EXERCISE: Across the entries below, work out how many lines contain "icon". Respond with the number and no other text.

SUPPLIED MATERIAL:
--------------------------------
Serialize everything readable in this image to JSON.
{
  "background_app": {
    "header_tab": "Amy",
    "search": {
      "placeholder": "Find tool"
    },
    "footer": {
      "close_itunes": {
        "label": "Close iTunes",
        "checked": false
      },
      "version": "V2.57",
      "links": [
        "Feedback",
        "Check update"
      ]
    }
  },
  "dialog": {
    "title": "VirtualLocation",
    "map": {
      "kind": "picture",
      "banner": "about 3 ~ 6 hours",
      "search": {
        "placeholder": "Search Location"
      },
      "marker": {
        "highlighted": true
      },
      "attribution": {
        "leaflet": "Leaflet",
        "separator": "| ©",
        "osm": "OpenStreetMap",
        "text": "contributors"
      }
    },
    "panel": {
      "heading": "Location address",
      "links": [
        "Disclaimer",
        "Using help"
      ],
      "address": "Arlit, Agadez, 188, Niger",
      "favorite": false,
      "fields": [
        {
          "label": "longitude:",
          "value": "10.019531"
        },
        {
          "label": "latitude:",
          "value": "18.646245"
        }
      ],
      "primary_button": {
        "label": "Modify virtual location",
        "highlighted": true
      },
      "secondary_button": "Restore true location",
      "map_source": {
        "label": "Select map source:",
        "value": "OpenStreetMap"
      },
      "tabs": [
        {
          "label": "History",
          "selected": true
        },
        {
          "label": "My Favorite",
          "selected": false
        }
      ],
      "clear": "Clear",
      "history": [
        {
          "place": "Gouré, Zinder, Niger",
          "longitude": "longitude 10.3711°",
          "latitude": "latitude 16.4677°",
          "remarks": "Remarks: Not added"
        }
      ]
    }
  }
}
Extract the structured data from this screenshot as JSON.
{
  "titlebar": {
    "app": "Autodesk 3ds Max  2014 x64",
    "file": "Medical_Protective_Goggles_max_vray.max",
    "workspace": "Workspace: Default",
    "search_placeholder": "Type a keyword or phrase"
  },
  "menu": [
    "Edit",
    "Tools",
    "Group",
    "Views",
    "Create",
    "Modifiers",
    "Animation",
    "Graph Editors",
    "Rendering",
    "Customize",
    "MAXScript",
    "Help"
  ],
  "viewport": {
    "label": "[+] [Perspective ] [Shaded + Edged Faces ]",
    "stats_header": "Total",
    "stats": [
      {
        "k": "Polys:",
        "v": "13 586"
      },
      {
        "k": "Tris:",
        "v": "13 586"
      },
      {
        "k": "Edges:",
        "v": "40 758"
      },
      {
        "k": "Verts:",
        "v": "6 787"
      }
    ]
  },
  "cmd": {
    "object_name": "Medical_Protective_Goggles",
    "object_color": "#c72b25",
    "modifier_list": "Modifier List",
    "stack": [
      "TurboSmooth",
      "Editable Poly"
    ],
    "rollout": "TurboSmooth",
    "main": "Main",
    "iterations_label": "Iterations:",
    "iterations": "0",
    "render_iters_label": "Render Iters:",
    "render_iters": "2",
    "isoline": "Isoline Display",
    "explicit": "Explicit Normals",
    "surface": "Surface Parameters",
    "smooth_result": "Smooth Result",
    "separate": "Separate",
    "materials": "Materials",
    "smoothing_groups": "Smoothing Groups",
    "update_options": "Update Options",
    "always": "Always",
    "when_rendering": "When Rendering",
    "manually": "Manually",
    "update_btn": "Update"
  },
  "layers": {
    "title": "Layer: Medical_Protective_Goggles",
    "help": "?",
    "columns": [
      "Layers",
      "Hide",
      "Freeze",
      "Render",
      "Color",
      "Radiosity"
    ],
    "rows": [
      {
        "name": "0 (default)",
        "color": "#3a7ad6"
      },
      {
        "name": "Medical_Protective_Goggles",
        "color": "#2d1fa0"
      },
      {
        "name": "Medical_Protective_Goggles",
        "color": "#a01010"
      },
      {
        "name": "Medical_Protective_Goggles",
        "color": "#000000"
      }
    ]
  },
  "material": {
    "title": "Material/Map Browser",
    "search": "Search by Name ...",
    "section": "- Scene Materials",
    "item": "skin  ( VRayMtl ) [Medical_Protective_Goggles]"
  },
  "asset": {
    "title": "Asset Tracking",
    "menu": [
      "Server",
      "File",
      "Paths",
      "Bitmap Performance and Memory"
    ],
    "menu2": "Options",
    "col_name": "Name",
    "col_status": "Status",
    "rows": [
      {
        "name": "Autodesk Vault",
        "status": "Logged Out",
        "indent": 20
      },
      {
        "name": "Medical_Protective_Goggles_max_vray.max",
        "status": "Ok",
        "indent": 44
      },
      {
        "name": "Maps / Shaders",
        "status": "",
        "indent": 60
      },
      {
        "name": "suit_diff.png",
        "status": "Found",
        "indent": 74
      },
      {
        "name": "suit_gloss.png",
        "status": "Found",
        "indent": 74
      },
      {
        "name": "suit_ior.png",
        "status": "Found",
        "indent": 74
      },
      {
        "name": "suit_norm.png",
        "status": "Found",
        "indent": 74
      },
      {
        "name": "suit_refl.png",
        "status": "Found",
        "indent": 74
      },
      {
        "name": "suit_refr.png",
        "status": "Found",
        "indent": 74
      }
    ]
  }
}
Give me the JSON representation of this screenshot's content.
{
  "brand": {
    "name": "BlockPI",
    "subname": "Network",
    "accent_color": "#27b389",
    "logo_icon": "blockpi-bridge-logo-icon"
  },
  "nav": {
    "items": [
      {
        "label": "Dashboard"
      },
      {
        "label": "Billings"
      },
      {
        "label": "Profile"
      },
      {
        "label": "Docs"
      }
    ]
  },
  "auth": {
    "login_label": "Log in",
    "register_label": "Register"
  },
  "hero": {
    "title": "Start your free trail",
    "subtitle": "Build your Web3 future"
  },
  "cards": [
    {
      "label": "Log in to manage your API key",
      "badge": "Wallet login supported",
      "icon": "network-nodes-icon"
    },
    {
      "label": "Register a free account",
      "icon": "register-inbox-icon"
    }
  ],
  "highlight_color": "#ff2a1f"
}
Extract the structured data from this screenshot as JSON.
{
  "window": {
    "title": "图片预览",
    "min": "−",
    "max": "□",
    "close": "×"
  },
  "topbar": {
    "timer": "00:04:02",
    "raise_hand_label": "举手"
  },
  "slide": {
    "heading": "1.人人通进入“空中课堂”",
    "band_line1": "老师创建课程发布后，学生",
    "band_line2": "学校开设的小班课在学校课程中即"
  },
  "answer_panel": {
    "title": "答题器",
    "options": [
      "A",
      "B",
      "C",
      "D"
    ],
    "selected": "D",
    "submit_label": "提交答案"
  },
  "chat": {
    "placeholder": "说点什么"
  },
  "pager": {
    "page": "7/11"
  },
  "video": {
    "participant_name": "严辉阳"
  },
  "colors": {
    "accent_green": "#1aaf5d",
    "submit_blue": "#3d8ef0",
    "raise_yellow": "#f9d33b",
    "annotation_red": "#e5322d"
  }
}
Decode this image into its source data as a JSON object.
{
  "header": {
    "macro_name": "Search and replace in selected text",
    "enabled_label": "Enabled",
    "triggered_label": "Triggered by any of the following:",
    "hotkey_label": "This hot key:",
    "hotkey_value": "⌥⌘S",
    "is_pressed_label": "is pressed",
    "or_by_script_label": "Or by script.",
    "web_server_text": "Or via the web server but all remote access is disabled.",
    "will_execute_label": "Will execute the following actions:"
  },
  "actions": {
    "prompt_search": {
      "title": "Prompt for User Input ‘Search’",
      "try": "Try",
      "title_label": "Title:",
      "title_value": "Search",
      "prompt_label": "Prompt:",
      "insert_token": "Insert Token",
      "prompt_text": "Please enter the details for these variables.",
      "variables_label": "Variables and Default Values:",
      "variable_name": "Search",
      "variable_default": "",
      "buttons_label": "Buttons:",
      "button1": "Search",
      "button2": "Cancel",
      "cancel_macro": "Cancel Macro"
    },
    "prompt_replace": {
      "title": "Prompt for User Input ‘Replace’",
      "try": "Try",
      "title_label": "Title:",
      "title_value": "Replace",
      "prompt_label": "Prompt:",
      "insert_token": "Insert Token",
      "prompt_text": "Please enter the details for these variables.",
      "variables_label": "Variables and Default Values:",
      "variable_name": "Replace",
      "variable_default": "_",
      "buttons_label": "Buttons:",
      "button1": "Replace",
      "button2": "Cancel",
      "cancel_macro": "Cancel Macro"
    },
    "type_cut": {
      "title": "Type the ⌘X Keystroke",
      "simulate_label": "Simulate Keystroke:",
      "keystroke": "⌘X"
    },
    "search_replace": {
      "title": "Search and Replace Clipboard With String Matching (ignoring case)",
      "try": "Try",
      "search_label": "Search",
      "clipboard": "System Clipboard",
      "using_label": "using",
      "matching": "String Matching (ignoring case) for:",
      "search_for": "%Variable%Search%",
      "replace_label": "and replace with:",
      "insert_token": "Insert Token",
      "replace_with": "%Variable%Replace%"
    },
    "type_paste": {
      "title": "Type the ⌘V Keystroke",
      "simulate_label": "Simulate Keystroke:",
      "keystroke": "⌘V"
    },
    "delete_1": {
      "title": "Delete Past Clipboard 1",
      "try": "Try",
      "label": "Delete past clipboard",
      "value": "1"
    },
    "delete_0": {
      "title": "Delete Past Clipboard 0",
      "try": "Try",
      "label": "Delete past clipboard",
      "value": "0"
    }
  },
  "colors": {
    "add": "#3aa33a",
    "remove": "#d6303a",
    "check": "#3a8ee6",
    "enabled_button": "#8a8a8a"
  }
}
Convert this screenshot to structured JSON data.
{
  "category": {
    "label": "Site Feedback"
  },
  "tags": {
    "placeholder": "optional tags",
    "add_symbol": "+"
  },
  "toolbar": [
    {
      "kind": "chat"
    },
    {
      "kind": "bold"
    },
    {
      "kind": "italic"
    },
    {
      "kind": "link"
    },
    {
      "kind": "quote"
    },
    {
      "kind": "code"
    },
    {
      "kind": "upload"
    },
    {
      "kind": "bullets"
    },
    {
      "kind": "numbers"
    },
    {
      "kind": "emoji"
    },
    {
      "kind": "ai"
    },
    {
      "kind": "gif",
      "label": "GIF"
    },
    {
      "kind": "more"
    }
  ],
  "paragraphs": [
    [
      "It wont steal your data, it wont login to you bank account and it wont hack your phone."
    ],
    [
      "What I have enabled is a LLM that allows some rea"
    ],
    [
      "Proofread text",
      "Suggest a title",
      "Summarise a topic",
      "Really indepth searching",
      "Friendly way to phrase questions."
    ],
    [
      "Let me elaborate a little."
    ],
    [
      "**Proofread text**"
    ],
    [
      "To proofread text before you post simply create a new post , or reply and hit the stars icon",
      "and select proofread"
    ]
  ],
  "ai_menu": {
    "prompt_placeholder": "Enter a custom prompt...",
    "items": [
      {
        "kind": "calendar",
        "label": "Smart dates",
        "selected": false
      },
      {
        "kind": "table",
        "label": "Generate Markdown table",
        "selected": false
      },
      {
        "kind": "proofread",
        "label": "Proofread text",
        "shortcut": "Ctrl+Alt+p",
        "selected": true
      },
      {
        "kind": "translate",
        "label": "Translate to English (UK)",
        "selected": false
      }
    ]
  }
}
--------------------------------
EXERCISE ANSWER: 4